* [Instructions for the task] Scan the lines below; pull out those with "آقای".

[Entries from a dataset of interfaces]
========================
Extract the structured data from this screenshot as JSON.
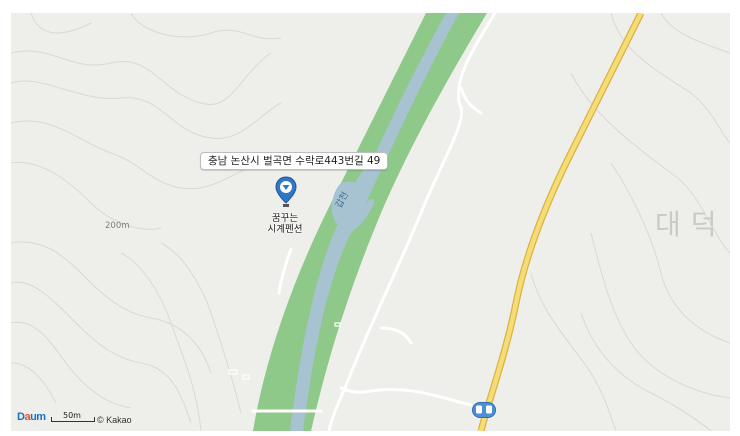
{
  "map": {
    "address_label": "충남 논산시 벌곡면 수락로443번길 49",
    "place_name": "꿈꾸는\n시계펜션",
    "elevation_label": "200m",
    "area_name": "대덕",
    "river_name": "갑천",
    "pin_icon": "location-pin-icon",
    "bus_icon": "bus-stop-icon",
    "colors": {
      "background": "#eeeeea",
      "river_bank": "#8ec98a",
      "water": "#a7c2d1",
      "main_road": "#f2cf5a",
      "pin": "#2f78c6"
    }
  },
  "footer": {
    "logo_a": "D",
    "logo_b": "a",
    "logo_c": "um",
    "scale_label": "50m",
    "copyright": "© Kakao"
  }
}
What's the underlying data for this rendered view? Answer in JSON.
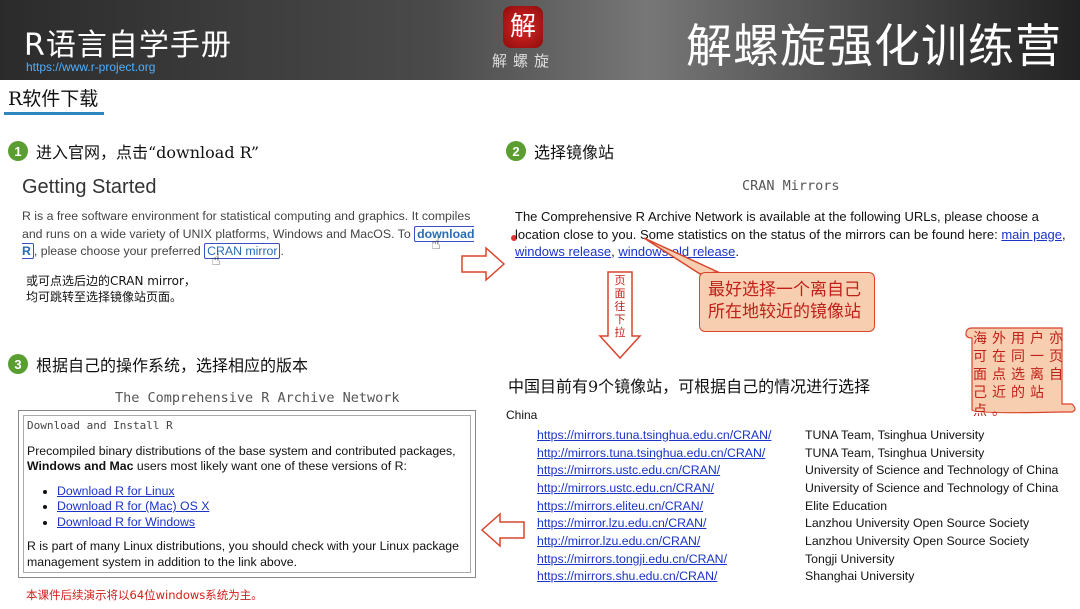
{
  "header": {
    "title": "R语言自学手册",
    "url": "https://www.r-project.org",
    "seal_char": "解",
    "seal_text": "解螺旋",
    "brand": "解螺旋强化训练营"
  },
  "section_title": "R软件下载",
  "step1": {
    "num": "1",
    "text": "进入官网，点击“download R”"
  },
  "step2": {
    "num": "2",
    "text": "选择镜像站"
  },
  "step3": {
    "num": "3",
    "text": "根据自己的操作系统，选择相应的版本"
  },
  "getting_started": {
    "title": "Getting Started",
    "text_a": "R is a free software environment for statistical computing and graphics. It compiles and runs on a wide variety of UNIX platforms, Windows and MacOS. To ",
    "download_link": "download R",
    "text_b": ", please choose your preferred ",
    "cran_link": "CRAN mirror",
    "text_c": "."
  },
  "note1_line1": "或可点选后边的CRAN mirror，",
  "note1_line2": "均可跳转至选择镜像站页面。",
  "cran": {
    "title": "CRAN Mirrors",
    "text_a": "The Comprehensive R Archive Network is available at the following URLs, please choose a location close to you. Some statistics on the status of the mirrors can be found here: ",
    "link1": "main page",
    "sep1": ", ",
    "link2": "windows release",
    "sep2": ", ",
    "link3": "windows old release",
    "end": "."
  },
  "callout_line1": "最好选择一个离自己",
  "callout_line2": "所在地较近的镜像站",
  "scroll_down_label": "页面往下拉",
  "scroll_note": "海外用户亦可在同一页面点选离自己近的站点。",
  "mirror_head": "中国目前有9个镜像站，可根据自己的情况进行选择",
  "china_label": "China",
  "mirrors": [
    {
      "url": "https://mirrors.tuna.tsinghua.edu.cn/CRAN/",
      "name": "TUNA Team, Tsinghua University"
    },
    {
      "url": "http://mirrors.tuna.tsinghua.edu.cn/CRAN/",
      "name": "TUNA Team, Tsinghua University"
    },
    {
      "url": "https://mirrors.ustc.edu.cn/CRAN/",
      "name": "University of Science and Technology of China"
    },
    {
      "url": "http://mirrors.ustc.edu.cn/CRAN/",
      "name": "University of Science and Technology of China"
    },
    {
      "url": "https://mirrors.eliteu.cn/CRAN/",
      "name": "Elite Education"
    },
    {
      "url": "https://mirror.lzu.edu.cn/CRAN/",
      "name": "Lanzhou University Open Source Society"
    },
    {
      "url": "http://mirror.lzu.edu.cn/CRAN/",
      "name": "Lanzhou University Open Source Society"
    },
    {
      "url": "https://mirrors.tongji.edu.cn/CRAN/",
      "name": "Tongji University"
    },
    {
      "url": "https://mirrors.shu.edu.cn/CRAN/",
      "name": "Shanghai University"
    }
  ],
  "rcn_title": "The Comprehensive R Archive Network",
  "download_box": {
    "heading": "Download and Install R",
    "intro_a": "Precompiled binary distributions of the base system and contributed packages, ",
    "intro_bold": "Windows and Mac",
    "intro_b": " users most likely want one of these versions of R:",
    "links": [
      "Download R for Linux",
      "Download R for (Mac) OS X",
      "Download R for Windows"
    ],
    "outro": "R is part of many Linux distributions, you should check with your Linux package management system in addition to the link above."
  },
  "footnote": "本课件后续演示将以64位windows系统为主。",
  "colors": {
    "accent_green": "#5a9e32",
    "note_red": "#c0201a",
    "link_blue": "#1a33c8",
    "callout_fill": "#f7cfb0"
  }
}
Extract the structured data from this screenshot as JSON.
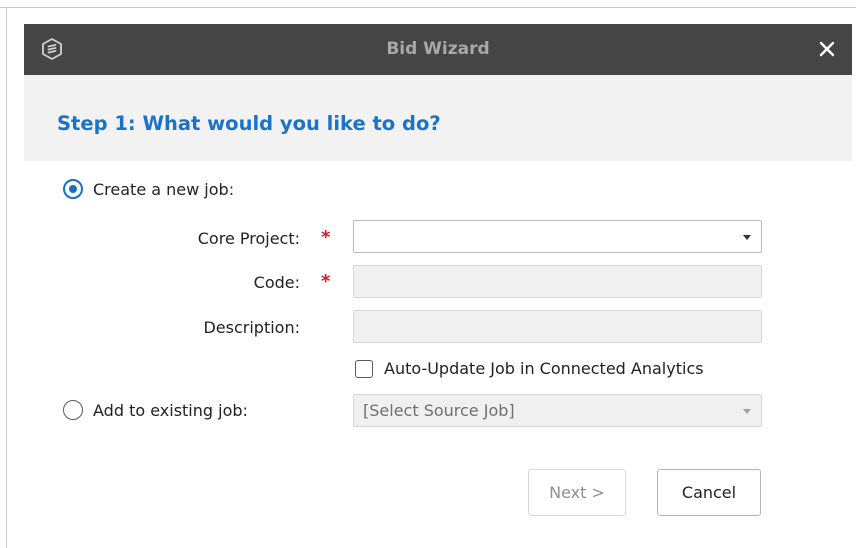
{
  "window": {
    "title": "Bid Wizard",
    "logo_icon": "app-logo-icon",
    "close_icon": "close-icon"
  },
  "step": {
    "title": "Step 1: What would you like to do?"
  },
  "options": {
    "create_new": {
      "label": "Create a new job:",
      "selected": true
    },
    "add_existing": {
      "label": "Add to existing job:",
      "selected": false
    }
  },
  "fields": {
    "core_project": {
      "label": "Core Project:",
      "value": "",
      "required": true
    },
    "code": {
      "label": "Code:",
      "value": "",
      "required": true
    },
    "description": {
      "label": "Description:",
      "value": ""
    },
    "required_marker": "*"
  },
  "auto_update": {
    "label": "Auto-Update Job in Connected Analytics",
    "checked": false
  },
  "source_job": {
    "placeholder": "[Select Source Job]"
  },
  "buttons": {
    "next": "Next >",
    "cancel": "Cancel"
  },
  "colors": {
    "titlebar": "#454545",
    "accent": "#1a73c8",
    "required": "#e8141b",
    "header_bg": "#f2f2f2"
  }
}
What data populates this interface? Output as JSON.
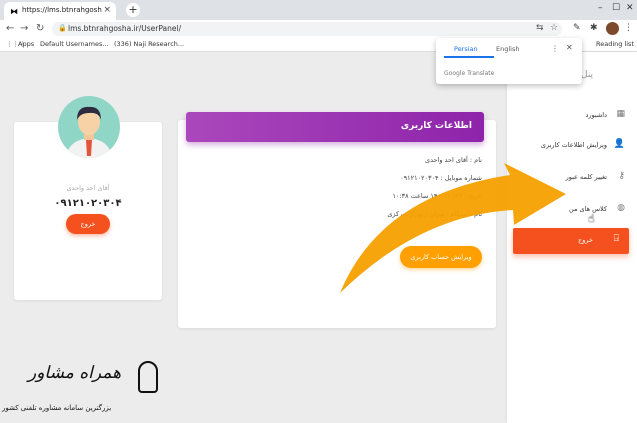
{
  "browser": {
    "tab_title": "https://lms.btnrahgosha.ir/UserPanel/",
    "tab_close": "×",
    "new_tab": "+",
    "url": "lms.btnrahgosha.ir/UserPanel/",
    "bookmarks": [
      "Apps",
      "Default Usernames...",
      "(336) Naji Research..."
    ],
    "reading_list": "Reading list"
  },
  "translate_popup": {
    "active_lang": "Persian",
    "other_lang": "English",
    "footer": "Google Translate"
  },
  "profile_card": {
    "name": "آقای احد واحدی",
    "phone": "۰۹۱۲۱۰۲۰۳۰۴",
    "logout": "خروج"
  },
  "info_card": {
    "title": "اطلاعات کاربری",
    "lines": [
      "نام : آقای احد واحدی",
      "شماره موبایل : ۰۹۱۲۱۰۲۰۳۰۴",
      "تاریخ : ۱۴۰۰/۱۰/۲۳ ساعت ۱۰:۳۸",
      "نام دانشگاه : تهران / تهران مرکزی"
    ],
    "edit_button": "ویرایش حساب کاربری"
  },
  "sidebar": {
    "top_label": "پنل",
    "items": [
      {
        "label": "داشبورد",
        "icon": "dashboard-icon"
      },
      {
        "label": "ویرایش اطلاعات کاربری",
        "icon": "user-icon"
      },
      {
        "label": "تغییر کلمه عبور",
        "icon": "key-icon"
      },
      {
        "label": "کلاس های من",
        "icon": "globe-icon"
      }
    ],
    "logout": "خروج"
  },
  "watermark": {
    "brand": "همراه مشاور",
    "tagline": "بزرگترین سامانه مشاوره تلفنی کشور"
  },
  "colors": {
    "accent_purple": "#9c27b0",
    "accent_orange": "#ffa000",
    "accent_red": "#f4511e",
    "arrow": "#f5a000"
  }
}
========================
* [Answer to this exercise]
    "name": "آقای احد واحدی",
      "نام : آقای احد واحدی",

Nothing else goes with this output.